Why ‘The Hate U Give’ is Important

It is not easy in the slightest to talk about police brutality especially when the victim happens to be a person of color. ‘The Hate U Give’ by Angie Thomas focuses on the life of Starr Carter and how her life is affected when her friend Khalil, a young black man, is shot and killed by a police officer while she is sitting next to him in a car. Starr is faced with being the only witness in the criminal proceeding, but also weighing her need to be an activist against her need to keep her identity a secret from the public.
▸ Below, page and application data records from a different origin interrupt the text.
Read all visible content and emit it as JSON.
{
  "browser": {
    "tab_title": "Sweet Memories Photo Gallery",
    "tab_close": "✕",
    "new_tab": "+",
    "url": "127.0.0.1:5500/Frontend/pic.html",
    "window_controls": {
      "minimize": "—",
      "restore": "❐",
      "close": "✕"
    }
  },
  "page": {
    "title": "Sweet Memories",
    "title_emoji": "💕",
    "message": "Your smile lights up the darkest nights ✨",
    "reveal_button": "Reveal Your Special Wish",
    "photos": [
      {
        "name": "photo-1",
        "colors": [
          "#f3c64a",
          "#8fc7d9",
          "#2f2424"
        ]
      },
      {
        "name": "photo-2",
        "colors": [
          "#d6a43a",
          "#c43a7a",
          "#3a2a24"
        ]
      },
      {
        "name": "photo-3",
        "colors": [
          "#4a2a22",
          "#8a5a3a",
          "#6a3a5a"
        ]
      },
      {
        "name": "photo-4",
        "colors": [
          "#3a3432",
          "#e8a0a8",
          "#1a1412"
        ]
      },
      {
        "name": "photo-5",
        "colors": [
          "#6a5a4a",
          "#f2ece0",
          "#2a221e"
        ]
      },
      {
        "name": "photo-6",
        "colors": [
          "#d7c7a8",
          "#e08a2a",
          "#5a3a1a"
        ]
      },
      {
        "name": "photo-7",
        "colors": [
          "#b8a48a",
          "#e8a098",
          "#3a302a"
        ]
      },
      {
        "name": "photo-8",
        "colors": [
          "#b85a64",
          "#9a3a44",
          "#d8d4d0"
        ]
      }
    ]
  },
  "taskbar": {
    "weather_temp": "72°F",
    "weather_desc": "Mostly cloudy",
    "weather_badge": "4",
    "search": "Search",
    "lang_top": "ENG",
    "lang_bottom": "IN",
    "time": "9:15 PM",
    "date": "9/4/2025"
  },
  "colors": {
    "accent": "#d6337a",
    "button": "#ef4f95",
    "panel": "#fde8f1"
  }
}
The events that follow the shooting are instances that are all too familiar to these situations in real life. 

In the past few years, examples of police brutality especially against black men have been ubiquitous.  From my perspective, opinions on these types of occurrences became the most polarized during the summer of 2016. On July 5, 2016 Alton Brown was restrained and killed by police in Baton Rouge, Louisiana; and one day later on July 6, 2016 Philando Castillo was shot and killed by police in Falcon Heights, Minnesota. These shootings were followed by a terroristic attack on white police officers in Dallas, TX on July 7th. Over the course of those three days, police and civilian relations as well as race relations across the nation were in an uproar. Months after the later, ‘The Hate You Give’ was published and it could not have been more than timely. 

Angie Thomas was inspired to write this story in 2009 after the highly criticized death of Oscar Grant; a black man who was shot and killed by a police officer in a train station. Similarities between the Oscar Grant shooting and the shooting of Khalil, which takes place in ‘The Hate U Give’ can be noticed, but what makes the book so compelling is how the death affects the people around the main characters, specifically Starr. Starr is a sixteen-year-old girl whose personality is distinct but can also be reflected onto anyone. This type of character composition allows the reader to empathize with her but also be exposed to an opposing point of view. An example of this would be Starr’s conflicting presences in her life. Her father was incarcerated for a number of years while she was a child, which would give legitimacy to any ill feelings towards the justice system, yet the uncle who stepped into her father’s place while he was gone, works as a police officer. These relationships make it different for Starr to blindly subscribe to one side over the other.

One of the greatest aspects of ‘The Hate U Give’ is that it takes the impersonality out police brutality. In many cases in the United States, when an interaction with police results in a violent outcome, American’s are given the facts without considering the humanity of the situation. It becomes much more difficult to fault a person for their actions. 

There are some elements of ‘The Hate U Give’ that are far from politically correct. Although the book does succeed in not demonizing a person for their race, it does have its flaws. Starr, her friends, and her siblings all struggle with processing the various issues that accompany race. Their perspectives on race go past the definition of the color of a person’s skin and sometimes includes stereotypical behaviors and ideologies. Even though racial identity is inherently a social construct and therefore can vary from person to person, one must remember that these characters’ opinions and behavior are their own and should not be generalized to all people. That does not mean that the problematic statements in the book should be pardoned. However, they should be acknowledged in the context in which they are being made and how they contribute to the overall message. When a character makes a negative statement about race or relies on a stereotype to make an inference, the author is including it to give insight to the character’s inner thoughts in a specific situation or to highlight a character’s change in behavior during various social situations. When you consider the author’s reasoning it becomes apparent why such statements are included. 

All in all, Angie Thomas does a wonderful job of crafting a thought-provoking novel that works to unite individuals by shedding light on an often ignored perspective. It would be remiss not to mention that this book will soon be converted to film, however, to embrace the full meaning of the Thomas’ original message, reading the book is the best method of delivery. In her own words, “I’ve always seen writing as a form of activism. If nothing else, books give us a glimpse into lives that we may not have known about before; they can promote empathy.” Reading ‘The Hate U Give’ can offer a multitude of perspectives that any person living in a polarized society would benefit from.